* [What is expected]: Go through the data and copy each line where the string "your" appears.

* [Given information]:
══════

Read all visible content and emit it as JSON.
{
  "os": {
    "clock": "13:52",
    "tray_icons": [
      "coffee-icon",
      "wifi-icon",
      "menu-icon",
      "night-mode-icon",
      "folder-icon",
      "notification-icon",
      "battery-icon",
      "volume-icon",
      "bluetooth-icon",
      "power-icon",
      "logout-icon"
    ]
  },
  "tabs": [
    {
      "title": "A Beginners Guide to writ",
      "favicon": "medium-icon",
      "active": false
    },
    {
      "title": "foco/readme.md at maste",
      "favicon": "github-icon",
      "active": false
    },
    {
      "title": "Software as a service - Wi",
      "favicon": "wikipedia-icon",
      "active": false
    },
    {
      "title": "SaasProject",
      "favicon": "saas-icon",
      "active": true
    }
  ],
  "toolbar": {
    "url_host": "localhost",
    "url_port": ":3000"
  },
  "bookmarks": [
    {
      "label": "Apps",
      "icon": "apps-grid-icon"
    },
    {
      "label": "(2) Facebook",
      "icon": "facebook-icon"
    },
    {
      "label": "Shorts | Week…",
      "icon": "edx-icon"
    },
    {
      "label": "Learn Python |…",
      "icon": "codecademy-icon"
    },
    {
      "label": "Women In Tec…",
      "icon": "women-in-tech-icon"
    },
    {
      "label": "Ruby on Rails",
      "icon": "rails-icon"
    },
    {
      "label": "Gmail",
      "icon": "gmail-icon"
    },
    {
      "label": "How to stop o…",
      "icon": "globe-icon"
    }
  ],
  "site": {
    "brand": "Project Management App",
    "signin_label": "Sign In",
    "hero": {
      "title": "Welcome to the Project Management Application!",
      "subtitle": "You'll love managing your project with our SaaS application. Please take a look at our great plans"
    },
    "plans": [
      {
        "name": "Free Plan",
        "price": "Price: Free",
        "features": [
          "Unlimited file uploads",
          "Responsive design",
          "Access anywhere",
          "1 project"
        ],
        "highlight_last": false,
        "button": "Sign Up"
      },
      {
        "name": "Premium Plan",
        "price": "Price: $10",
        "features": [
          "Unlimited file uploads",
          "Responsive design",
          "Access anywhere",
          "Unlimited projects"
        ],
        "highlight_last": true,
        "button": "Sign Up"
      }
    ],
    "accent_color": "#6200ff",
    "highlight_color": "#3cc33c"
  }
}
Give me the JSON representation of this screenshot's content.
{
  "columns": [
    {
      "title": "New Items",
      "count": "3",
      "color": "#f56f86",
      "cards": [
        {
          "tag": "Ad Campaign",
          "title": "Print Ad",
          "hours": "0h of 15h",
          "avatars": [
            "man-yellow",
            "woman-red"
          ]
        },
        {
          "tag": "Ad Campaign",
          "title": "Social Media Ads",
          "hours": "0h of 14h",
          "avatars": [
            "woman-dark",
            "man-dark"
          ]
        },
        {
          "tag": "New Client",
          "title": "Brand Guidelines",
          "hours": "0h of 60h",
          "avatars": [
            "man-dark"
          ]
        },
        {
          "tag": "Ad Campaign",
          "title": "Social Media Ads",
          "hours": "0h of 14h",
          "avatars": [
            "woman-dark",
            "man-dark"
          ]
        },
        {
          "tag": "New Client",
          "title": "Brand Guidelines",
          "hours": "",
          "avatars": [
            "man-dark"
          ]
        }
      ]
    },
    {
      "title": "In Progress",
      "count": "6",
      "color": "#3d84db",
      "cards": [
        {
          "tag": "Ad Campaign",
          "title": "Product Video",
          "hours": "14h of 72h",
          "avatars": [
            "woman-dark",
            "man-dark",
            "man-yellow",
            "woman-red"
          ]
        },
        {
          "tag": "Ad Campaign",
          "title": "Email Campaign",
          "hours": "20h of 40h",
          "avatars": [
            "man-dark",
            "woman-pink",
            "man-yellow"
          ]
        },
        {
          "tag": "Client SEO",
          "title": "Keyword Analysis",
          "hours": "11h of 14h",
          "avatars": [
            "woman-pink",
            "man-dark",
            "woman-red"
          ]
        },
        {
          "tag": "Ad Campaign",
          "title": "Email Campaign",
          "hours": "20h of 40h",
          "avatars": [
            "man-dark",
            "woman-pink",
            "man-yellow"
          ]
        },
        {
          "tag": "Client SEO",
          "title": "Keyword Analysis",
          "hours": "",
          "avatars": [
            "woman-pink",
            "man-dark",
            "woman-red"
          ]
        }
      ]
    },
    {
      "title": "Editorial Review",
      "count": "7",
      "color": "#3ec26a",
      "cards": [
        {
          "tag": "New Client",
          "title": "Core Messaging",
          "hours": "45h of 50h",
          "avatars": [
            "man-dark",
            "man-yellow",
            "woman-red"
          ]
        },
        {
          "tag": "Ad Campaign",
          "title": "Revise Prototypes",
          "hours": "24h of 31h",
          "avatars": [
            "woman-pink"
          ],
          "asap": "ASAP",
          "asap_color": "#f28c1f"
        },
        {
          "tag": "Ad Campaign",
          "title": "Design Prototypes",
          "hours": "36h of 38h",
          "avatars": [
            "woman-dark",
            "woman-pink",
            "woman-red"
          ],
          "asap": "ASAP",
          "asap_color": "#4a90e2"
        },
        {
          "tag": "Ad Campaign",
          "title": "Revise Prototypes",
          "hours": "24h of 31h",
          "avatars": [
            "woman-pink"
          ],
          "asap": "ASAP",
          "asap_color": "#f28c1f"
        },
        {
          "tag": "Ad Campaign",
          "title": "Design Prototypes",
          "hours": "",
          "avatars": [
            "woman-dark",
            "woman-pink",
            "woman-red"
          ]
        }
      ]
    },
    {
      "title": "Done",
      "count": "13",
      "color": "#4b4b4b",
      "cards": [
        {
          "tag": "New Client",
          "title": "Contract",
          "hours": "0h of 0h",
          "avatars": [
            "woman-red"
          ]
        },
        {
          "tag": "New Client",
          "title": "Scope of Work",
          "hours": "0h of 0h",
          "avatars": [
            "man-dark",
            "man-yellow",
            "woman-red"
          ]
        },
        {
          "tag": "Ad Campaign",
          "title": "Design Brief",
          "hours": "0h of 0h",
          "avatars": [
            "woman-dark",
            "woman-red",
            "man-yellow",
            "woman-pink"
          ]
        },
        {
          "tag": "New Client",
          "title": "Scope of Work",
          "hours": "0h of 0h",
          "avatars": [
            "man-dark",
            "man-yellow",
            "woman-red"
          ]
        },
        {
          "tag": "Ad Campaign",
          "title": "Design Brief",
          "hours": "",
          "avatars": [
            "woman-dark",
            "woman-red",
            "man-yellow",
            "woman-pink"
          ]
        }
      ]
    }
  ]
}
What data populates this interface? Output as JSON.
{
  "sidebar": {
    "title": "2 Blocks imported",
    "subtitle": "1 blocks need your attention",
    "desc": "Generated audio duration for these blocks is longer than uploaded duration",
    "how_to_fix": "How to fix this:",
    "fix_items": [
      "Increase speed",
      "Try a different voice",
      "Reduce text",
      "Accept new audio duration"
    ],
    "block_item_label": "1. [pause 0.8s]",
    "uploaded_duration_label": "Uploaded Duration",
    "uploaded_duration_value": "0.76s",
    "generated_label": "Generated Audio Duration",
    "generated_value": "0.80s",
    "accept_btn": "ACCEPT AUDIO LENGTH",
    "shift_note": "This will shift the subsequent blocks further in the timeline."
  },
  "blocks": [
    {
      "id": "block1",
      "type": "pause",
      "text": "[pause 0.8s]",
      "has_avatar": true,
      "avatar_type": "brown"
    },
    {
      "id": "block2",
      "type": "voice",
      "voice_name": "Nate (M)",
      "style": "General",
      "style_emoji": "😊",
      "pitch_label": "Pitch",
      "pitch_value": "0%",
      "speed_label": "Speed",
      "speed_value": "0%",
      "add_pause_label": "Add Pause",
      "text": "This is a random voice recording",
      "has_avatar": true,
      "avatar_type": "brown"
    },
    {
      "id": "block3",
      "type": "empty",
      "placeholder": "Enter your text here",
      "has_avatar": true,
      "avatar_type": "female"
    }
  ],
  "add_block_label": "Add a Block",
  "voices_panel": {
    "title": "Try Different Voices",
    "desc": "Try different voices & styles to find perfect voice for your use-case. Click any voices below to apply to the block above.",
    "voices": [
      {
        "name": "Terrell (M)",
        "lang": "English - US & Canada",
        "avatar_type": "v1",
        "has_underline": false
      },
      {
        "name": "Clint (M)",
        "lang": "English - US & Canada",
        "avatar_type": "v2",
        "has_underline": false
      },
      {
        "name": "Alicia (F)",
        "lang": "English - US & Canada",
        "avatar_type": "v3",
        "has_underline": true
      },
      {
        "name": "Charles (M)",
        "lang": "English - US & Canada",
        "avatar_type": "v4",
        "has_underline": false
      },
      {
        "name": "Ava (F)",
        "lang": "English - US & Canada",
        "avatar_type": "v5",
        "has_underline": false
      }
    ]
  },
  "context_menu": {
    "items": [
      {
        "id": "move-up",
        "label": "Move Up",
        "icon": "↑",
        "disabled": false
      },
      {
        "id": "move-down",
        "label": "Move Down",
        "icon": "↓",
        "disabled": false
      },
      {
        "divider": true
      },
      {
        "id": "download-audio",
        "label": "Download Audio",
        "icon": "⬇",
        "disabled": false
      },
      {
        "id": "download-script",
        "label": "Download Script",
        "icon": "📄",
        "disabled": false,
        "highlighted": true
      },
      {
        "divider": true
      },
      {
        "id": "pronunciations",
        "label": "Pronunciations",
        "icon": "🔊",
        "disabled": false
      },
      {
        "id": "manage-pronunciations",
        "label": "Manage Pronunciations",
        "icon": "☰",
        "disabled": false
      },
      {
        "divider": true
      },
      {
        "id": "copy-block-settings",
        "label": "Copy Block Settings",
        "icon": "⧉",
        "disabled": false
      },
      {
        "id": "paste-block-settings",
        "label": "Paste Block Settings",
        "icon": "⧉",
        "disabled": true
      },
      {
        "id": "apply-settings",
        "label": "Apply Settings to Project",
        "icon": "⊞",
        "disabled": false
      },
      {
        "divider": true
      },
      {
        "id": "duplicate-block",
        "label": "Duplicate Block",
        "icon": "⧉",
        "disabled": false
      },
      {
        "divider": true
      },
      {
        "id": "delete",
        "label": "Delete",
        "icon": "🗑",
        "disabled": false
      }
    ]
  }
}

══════

* [Solution]:
      "subtitle": "You'll love managing your project with our SaaS application. Please take a look at our great plans"
    "subtitle": "1 blocks need your attention",
      "placeholder": "Enter your text here",
    "desc": "Try different voices & styles to find perfect voice for your use-case. Click any voices below to apply to the block above.",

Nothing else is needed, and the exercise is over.